### The task
Gather all lines in the records below that include the word "انتقال".

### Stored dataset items
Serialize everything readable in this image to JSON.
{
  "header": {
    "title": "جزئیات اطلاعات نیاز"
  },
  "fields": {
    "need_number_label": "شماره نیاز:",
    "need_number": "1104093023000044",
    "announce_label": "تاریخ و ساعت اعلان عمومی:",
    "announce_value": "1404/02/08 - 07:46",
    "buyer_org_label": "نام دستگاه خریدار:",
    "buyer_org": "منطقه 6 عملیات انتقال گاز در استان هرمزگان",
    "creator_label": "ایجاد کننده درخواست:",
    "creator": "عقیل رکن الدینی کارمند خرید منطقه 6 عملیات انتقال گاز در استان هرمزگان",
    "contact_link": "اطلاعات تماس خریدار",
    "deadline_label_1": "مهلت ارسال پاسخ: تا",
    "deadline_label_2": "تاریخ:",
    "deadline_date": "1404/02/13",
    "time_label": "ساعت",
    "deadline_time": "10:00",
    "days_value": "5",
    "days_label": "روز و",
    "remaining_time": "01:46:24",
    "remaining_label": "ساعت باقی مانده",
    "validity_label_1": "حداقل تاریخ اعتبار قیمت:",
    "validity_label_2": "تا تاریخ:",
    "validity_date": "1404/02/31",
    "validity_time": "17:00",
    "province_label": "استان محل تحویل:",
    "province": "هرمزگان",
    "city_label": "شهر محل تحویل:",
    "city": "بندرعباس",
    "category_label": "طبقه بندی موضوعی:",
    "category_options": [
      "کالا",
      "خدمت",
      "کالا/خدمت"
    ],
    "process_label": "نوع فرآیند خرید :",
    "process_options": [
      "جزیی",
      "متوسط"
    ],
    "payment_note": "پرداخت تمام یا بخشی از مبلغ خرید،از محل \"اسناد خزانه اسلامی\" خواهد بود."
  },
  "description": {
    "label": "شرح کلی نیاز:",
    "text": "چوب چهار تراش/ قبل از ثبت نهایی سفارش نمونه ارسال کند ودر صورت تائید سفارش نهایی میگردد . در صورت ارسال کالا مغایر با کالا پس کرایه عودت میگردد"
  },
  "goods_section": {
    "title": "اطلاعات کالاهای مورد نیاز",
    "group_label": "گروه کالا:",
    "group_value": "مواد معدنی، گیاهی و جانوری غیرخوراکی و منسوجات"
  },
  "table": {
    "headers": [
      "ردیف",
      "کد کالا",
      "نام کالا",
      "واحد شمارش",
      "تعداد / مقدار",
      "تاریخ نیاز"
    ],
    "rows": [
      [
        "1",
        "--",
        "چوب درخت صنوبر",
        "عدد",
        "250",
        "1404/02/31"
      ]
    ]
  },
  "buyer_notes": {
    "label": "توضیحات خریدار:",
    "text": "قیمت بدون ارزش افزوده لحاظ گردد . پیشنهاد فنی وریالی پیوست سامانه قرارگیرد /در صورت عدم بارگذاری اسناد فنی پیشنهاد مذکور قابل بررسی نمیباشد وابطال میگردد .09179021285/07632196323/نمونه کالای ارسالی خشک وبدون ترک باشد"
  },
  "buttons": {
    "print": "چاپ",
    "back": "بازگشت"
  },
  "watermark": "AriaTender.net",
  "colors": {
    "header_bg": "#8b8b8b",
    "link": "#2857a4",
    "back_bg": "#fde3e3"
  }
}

### Output of the exercise
    "buyer_org": "منطقه 6 عملیات انتقال گاز در استان هرمزگان",
    "creator": "عقیل رکن الدینی کارمند خرید منطقه 6 عملیات انتقال گاز در استان هرمزگان",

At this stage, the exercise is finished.